I didn't mean it as an all or nothing in terms of trade. Globalization has made countries reliant on each other and during this time of crisis where countries are locking themselves down and are consequently on their own for the most part, it begins to show that said reliance was maybe not such a good idea as it seemed. Producing meds and other things in China etc. may be cheaper, but it also makes the supply chains much more vulnerable.
Finding a happy medium between globalization and local production would not only provide more stability during times of extraordinary circumstances, but also create more jobs on a permanent basis. The corona crisis is something that gets more people to think about if the cheapest option is always the best, so the governing political parties are actually granted an opportunity to make changes without having to fear to lose votes in the next election.
Here's some irony. I think you just expressed the closest thing Donald Trump has to a consistent political and economic philosophy.
I suppose you consider it irony because you assume that I have to be 100% against everything Donald Trump does.
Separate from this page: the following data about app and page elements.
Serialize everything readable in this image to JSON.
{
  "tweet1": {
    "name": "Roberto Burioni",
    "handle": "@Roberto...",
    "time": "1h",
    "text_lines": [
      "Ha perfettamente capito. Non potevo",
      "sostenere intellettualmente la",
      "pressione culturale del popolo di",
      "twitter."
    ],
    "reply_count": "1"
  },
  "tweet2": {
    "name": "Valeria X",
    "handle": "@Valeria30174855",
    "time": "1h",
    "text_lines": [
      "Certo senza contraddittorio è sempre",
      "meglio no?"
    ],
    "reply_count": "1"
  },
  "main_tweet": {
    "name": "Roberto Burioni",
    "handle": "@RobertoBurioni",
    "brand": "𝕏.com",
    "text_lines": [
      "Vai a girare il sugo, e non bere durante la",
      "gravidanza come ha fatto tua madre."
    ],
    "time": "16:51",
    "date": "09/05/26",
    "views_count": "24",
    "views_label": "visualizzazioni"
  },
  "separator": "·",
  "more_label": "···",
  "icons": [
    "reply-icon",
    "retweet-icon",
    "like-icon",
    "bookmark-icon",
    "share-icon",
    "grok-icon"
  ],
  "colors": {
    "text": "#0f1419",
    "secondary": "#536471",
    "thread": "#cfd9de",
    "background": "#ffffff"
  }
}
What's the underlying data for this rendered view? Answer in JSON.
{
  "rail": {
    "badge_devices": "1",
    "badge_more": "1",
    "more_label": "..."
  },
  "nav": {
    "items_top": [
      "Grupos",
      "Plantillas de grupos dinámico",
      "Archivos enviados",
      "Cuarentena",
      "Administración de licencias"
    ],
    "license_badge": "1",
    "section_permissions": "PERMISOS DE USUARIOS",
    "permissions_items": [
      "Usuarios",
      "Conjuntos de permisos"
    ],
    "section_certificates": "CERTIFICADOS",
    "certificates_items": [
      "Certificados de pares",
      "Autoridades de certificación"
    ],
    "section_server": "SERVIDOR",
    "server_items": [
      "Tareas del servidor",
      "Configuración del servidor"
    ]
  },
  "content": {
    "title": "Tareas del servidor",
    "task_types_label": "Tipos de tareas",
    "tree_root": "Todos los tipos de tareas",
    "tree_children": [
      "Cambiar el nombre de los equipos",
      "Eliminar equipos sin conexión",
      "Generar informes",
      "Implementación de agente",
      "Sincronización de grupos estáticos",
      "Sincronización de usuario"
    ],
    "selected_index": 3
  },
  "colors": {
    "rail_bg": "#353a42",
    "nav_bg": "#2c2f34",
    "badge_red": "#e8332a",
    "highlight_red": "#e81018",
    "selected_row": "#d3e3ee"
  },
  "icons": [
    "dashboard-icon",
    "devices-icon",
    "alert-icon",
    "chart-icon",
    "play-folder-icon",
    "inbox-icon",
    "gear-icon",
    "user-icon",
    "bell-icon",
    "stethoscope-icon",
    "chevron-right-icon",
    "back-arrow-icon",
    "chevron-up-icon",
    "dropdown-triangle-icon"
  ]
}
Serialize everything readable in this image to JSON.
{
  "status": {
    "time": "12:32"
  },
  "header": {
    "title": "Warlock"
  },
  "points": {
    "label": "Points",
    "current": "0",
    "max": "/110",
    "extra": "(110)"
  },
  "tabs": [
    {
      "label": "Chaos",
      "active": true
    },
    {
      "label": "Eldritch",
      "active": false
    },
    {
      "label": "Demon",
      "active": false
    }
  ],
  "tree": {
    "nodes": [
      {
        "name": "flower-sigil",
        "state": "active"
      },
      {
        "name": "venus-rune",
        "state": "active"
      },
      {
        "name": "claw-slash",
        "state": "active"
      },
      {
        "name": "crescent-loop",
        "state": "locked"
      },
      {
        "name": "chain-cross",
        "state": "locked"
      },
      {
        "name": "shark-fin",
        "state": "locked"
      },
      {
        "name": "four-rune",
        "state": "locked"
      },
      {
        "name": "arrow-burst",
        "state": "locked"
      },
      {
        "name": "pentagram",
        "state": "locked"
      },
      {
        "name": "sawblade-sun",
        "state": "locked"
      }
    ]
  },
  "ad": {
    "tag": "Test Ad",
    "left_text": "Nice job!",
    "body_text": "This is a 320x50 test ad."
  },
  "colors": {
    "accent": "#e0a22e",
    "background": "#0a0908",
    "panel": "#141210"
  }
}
The idea to keep money circulating in the country that it's spent in is good, but there are different ways to go about it. Trump engaging in trade wars with multiple trading blocks at once was definitely not the right path because it sent down the stock market and created a lot of uncertainty. A continuous strategy of raising tariffs by a small percentage every year over the course of a decade to allow companies to prepare for a changing marketplace would be a lot more sensible than dropping the hammer of an immediate 25% raise to show off without having a real long term strategy.